Paul Boldt (1885-1921) is one of the unjustly neglected figures in the history of German literature. Like the Russian poet Dmitry Kedrin, whose work is also translated in Keeping Order on My Shelf by Daniel J. Webster, he published just one book of poetry in his lifetime. And, as is the case with Kedrin, the scant attention paid to his writing has occurred almost solely after his death.
Boldt was born in the town of Christfelde an der Weichsel in the countryside of West Prussia, an area which is now a part of Poland. After finishing his secondary education, he studied philology at universities in Munich, Marburg and Berlin without taking a degree. Once in Berlin, he started associating with the writers and artists who frequented the city’s many cafés and began writing poetry himself.
In 1912, he published his first poems in Die Aktion, a magazine most often associated with the Expressionist movement, whose better-known names among German-language poets include Gottfried Benn, Georg Heym, Georg Trakl, and Franz Werfel, the latter now remembered more as a novelist. The Expressionists, under the influence of the later works of the Swedish playwright August Strindberg, sought to portray the inner landscape of the emotions, rather than objective reality. Today, German Expressionism is probably most famous internationally through the medium of film, especially The Cabinet of Dr. Caligari.
The carnal attractions of the German capital, specifically its many prostitutes, soon became an obsession with Boldt. And they proved to be both his prime literary inspiration and the greatest enemy of his development as an artist, as he spent an unhealthy amount of time frequenting the city’s brothels. Therefore, particularly given his Expressionist leanings, many of his poems which on the face of it seem to be descriptive of nature can be interpreted as manifestations of his sexual preoccupations.
Boldt came out with the only book he published in his lifetime, Junge Pferde! Junge Pferde! (Young Horses! Young Horses!) in the year 1914. Its title-poem, “Young Horses,” is one of the very few works by Boldt that might still be found in anthologies of German poetry. This poem can be read as a rather beautiful nature lyric. He did, after all, spend his semester breaks in the West Prussian countryside where his parents lived, and would have had ample opportunity to observe the phenomena described in that poem. On the other hand, it is also easy to see these beautiful, wild creatures as metaphors for the objects of his desire. Similarly, “Nights Over Finland” could be interpreted as describing either the forbidding landscape of that Nordic nation, the often bleak cityscape of Berlin, or the poet’s own inner world. Of the three poems translated in Keeping Order, only “Spring” is blatantly sexual.
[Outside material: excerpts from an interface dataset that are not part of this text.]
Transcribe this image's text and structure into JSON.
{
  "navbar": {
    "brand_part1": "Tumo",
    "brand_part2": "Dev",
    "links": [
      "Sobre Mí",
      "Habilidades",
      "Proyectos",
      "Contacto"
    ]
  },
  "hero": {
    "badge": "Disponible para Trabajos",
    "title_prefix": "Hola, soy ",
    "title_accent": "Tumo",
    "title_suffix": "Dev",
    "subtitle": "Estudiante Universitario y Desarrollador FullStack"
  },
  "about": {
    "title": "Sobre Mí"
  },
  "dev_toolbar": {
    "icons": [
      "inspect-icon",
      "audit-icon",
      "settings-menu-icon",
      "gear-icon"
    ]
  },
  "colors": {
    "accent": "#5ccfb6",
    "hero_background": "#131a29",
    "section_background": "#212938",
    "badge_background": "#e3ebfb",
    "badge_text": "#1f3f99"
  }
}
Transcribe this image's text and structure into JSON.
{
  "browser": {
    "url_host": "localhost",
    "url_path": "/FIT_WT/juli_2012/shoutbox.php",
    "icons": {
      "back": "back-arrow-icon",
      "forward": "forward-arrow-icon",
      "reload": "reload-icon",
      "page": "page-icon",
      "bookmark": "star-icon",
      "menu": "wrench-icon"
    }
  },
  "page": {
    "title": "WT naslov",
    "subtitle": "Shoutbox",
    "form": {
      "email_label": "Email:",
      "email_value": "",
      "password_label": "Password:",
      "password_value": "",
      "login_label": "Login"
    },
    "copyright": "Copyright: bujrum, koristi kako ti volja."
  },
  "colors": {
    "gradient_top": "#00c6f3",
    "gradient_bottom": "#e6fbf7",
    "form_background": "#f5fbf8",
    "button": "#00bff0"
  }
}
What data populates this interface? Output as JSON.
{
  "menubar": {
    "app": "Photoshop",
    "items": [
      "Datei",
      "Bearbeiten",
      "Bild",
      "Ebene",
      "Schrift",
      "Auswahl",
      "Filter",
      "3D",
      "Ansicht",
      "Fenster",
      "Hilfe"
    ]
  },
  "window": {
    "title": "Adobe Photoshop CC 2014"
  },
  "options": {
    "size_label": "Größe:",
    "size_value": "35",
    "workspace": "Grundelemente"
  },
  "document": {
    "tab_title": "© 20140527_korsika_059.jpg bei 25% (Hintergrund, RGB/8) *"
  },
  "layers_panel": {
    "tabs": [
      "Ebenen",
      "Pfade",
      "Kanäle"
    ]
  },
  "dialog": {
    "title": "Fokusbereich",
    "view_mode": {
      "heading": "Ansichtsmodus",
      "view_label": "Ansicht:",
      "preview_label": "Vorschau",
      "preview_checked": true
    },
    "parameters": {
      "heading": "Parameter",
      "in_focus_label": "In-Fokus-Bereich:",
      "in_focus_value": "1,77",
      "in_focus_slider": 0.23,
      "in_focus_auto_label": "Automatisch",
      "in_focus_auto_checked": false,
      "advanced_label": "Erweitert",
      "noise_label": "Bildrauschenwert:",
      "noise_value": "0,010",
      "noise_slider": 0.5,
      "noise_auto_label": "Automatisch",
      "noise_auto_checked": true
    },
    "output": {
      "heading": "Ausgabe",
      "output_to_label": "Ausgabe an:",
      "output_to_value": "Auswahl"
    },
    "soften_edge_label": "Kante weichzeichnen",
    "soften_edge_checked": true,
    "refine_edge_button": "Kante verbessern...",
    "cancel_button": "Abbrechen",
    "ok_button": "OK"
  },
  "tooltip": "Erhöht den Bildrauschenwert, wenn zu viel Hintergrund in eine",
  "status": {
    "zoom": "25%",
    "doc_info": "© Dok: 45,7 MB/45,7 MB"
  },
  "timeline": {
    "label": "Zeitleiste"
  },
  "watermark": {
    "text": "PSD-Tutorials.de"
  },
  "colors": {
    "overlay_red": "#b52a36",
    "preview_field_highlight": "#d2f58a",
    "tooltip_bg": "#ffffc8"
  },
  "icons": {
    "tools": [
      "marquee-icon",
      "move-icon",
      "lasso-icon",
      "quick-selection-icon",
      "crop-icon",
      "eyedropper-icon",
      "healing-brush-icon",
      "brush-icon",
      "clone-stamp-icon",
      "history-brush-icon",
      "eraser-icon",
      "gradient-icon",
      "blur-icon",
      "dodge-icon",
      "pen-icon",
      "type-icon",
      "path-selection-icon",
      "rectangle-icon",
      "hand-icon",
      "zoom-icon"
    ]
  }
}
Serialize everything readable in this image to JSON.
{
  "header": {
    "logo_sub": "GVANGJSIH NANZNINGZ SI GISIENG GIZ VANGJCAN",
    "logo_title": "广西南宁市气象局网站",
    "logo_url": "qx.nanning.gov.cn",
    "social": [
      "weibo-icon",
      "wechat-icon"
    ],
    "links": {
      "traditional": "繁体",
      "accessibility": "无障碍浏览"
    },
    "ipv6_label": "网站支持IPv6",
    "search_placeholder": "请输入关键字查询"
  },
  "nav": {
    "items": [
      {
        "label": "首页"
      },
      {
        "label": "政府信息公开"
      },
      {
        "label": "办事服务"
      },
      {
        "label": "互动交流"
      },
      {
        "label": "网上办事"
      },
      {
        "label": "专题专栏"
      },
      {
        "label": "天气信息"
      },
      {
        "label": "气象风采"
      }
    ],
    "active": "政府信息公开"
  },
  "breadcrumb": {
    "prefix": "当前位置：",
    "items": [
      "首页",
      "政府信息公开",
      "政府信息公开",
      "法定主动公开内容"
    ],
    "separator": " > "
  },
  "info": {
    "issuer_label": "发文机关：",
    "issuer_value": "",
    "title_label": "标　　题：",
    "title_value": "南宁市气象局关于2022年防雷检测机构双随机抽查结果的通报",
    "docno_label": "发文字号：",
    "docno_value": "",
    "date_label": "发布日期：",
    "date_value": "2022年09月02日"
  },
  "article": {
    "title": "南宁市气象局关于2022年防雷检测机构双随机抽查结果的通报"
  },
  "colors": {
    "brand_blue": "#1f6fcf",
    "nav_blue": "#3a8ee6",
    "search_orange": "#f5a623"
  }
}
Paul Boldt was drafted into the German Army at the beginning of World War I, but was discharged in 1916 on the grounds that he was psychologically unfit to serve. He had stopped writing poetry, and died from an embolism that was a complication of surgery for a hernia.
Despite his obscurity, Boldt has had a number of champions in the last few decades. In 1979, under the editorship of Wolfgang Minaty, his complete works were finally published under the title Junge Pferde! Junge Pferde!. This was the same title used by Boldt himself for his one published collection, which contained only about half of the poems that were to be eventually printed in literary magazines of the day. And finally in 2008, Martin Ebbertz republished Boldt’s original book, marking an upswing in this poet’s standing as an original and inventive writer.
© 2008 Daniel J. Webster
Text mit freundlicher Genehmigung von Daniel J. Webster.
Daniel J. Webster: “Keeping Order on My Shelf”
Publisher: iUniverse, Inc.
Publishing Date: 2005